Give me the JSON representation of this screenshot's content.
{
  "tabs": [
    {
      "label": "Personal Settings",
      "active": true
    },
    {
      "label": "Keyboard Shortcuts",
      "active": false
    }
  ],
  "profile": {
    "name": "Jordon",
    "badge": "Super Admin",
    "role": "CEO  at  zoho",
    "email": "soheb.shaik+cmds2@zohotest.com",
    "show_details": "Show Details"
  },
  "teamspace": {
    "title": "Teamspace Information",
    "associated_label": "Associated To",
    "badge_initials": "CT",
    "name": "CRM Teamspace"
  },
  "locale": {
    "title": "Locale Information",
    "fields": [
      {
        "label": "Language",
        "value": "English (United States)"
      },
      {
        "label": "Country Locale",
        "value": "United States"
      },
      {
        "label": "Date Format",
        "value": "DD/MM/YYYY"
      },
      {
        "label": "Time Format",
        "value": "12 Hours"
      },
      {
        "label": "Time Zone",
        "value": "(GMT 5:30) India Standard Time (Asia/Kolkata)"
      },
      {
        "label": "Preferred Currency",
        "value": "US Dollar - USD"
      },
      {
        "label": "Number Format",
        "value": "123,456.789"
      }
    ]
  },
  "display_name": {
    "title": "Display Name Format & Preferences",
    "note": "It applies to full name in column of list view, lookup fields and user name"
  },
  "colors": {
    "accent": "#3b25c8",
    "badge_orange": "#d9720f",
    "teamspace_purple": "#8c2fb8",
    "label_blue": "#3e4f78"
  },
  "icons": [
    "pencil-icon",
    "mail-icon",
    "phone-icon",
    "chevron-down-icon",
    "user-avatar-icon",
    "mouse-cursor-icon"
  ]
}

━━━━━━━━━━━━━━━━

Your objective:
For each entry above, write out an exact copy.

Exercise solution:
Give me the JSON representation of this screenshot's content.
{
  "tabs": [
    {
      "label": "Personal Settings",
      "active": true
    },
    {
      "label": "Keyboard Shortcuts",
      "active": false
    }
  ],
  "profile": {
    "name": "Jordon",
    "badge": "Super Admin",
    "role": "CEO  at  zoho",
    "email": "soheb.shaik+cmds2@zohotest.com",
    "show_details": "Show Details"
  },
  "teamspace": {
    "title": "Teamspace Information",
    "associated_label": "Associated To",
    "badge_initials": "CT",
    "name": "CRM Teamspace"
  },
  "locale": {
    "title": "Locale Information",
    "fields": [
      {
        "label": "Language",
        "value": "English (United States)"
      },
      {
        "label": "Country Locale",
        "value": "United States"
      },
      {
        "label": "Date Format",
        "value": "DD/MM/YYYY"
      },
      {
        "label": "Time Format",
        "value": "12 Hours"
      },
      {
        "label": "Time Zone",
        "value": "(GMT 5:30) India Standard Time (Asia/Kolkata)"
      },
      {
        "label": "Preferred Currency",
        "value": "US Dollar - USD"
      },
      {
        "label": "Number Format",
        "value": "123,456.789"
      }
    ]
  },
  "display_name": {
    "title": "Display Name Format & Preferences",
    "note": "It applies to full name in column of list view, lookup fields and user name"
  },
  "colors": {
    "accent": "#3b25c8",
    "badge_orange": "#d9720f",
    "teamspace_purple": "#8c2fb8",
    "label_blue": "#3e4f78"
  },
  "icons": [
    "pencil-icon",
    "mail-icon",
    "phone-icon",
    "chevron-down-icon",
    "user-avatar-icon",
    "mouse-cursor-icon"
  ]
}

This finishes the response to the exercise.